Under the Tudor monarchy, English law expanded to include the category of “treason by words.” Rebecca Lemon investigates this remarkable phrase both as a legal charge and as a cultural event. English citizens, she shows, expressed competing notions of treason in opposition to the growing absolutism of the monarchy. Lemon explores the complex participation of texts by John Donne, Ben Jonson, and William Shakespeare in the legal and political controversies marking the Earl of Essex’s 1601 rebellion and the 1605 Gunpowder Plot.
Lemon suggests that the articulation of diverse ideas about treason within literary and polemical texts produced increasingly fractured conceptions of the crime of treason itself. Further, literary texts, in representing issues familiar from political polemic, helped to foster more free, less ideologically rigid, responses to the crisis of treason. As a result, such works of imagination bolstered an emerging discourse on subjects’ rights. Treason by Words offers an original theory of the role of dissent and rebellion during a period of burgeoning sovereign power.
Co-editor, Blackwell Companion to the Bible in English Literature, with Christopher Rowland, Emma Mason, and Jonathan Roberts (Oxford, UK: Blackwell, 2009) (Paperback edition, 2012), 703 pages.
This Companion explores the Bible’s role and influence on individual writers, whilst tracing the key developments of Biblical themes and literary theory through the ages.

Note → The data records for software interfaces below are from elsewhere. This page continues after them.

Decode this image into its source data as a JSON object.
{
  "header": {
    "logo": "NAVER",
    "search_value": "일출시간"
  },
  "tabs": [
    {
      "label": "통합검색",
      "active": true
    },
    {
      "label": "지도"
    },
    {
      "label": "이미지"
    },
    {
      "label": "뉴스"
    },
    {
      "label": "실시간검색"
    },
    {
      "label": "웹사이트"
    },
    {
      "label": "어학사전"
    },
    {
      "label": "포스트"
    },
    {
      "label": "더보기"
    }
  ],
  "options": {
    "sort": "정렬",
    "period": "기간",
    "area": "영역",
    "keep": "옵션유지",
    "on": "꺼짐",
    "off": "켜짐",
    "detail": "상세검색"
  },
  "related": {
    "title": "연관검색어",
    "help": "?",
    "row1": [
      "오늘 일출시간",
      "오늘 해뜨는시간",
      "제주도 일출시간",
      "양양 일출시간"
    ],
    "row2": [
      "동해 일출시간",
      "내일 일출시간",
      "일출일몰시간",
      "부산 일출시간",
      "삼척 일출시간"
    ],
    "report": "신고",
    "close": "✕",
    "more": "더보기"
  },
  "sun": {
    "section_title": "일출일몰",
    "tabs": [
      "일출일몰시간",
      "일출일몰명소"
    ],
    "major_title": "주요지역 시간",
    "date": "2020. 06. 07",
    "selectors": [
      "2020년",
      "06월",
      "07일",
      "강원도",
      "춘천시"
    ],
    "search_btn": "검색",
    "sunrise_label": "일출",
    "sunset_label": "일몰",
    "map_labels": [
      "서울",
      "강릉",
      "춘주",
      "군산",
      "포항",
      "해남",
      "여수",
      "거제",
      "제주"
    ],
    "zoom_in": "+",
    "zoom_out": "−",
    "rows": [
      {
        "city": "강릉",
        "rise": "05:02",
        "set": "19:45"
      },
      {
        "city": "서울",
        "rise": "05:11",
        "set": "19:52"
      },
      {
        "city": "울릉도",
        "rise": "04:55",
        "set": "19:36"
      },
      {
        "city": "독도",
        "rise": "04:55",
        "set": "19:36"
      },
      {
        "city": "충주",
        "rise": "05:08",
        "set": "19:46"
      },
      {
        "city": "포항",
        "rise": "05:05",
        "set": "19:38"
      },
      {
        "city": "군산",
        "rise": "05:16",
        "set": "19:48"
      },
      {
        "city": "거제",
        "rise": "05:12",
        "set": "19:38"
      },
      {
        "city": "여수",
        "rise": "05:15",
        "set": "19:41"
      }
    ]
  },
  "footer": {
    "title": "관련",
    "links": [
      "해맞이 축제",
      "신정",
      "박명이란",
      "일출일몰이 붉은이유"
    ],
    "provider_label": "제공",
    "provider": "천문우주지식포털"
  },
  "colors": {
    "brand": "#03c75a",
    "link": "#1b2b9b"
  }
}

“This magnificent collection completely re-imagines the vast and well-trodden field of the Bible and Literature. From Chaucer to T.S. Eliot, The Blackwell Companion to the Bible in English Literature offers a compelling narrative of how the English literary tradition has itself used, re-written and re-visioned sacred texts. In my view, the result is indispensable reading – a Bible no less – for students and scholars alike.”
–Dr Arthur Bradley, Lancaster University
“This is an extremely valuable resource for students, scholars, and anyone else interested in the relationship between the Bible and English Literature. Through a series of stimulating essays, the editors and contributors highlight the unparalleled importance of the Bible within the literary tradition. They explore the multitude of ways in which this sacred text has both shaped and been shaped by the imagination of writers. Our thinking will be much richer as a result of what this book has to say.”
–Dr Mark Knight, Roehampton University